## WHAT TO WORK ON
Whenever a line in this data holds the word "onnxruntime", report that line in full.

Interface dataset entries:
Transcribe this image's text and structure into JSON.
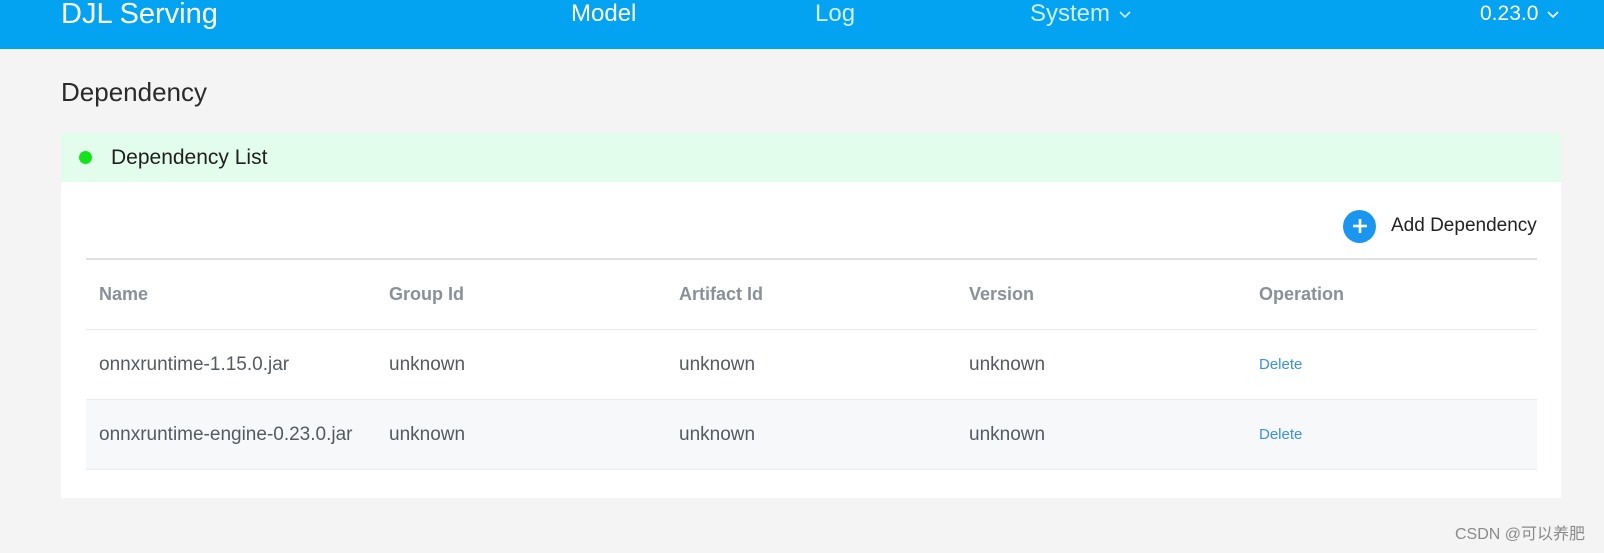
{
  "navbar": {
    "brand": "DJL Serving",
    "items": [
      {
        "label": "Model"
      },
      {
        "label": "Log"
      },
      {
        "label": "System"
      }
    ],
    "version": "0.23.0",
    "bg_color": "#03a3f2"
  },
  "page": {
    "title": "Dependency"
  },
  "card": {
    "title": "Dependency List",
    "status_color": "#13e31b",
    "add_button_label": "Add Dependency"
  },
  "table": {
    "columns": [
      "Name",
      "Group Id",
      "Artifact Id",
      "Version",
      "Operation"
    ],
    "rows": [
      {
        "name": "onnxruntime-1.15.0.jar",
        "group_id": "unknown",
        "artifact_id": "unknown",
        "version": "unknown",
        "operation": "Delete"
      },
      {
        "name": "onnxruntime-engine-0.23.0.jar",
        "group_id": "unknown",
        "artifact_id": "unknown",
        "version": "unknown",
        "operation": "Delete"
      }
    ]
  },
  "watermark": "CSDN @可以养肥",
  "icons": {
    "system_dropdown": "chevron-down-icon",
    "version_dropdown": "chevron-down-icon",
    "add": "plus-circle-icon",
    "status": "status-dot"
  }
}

## RESULT
        "name": "onnxruntime-1.15.0.jar",
        "name": "onnxruntime-engine-0.23.0.jar",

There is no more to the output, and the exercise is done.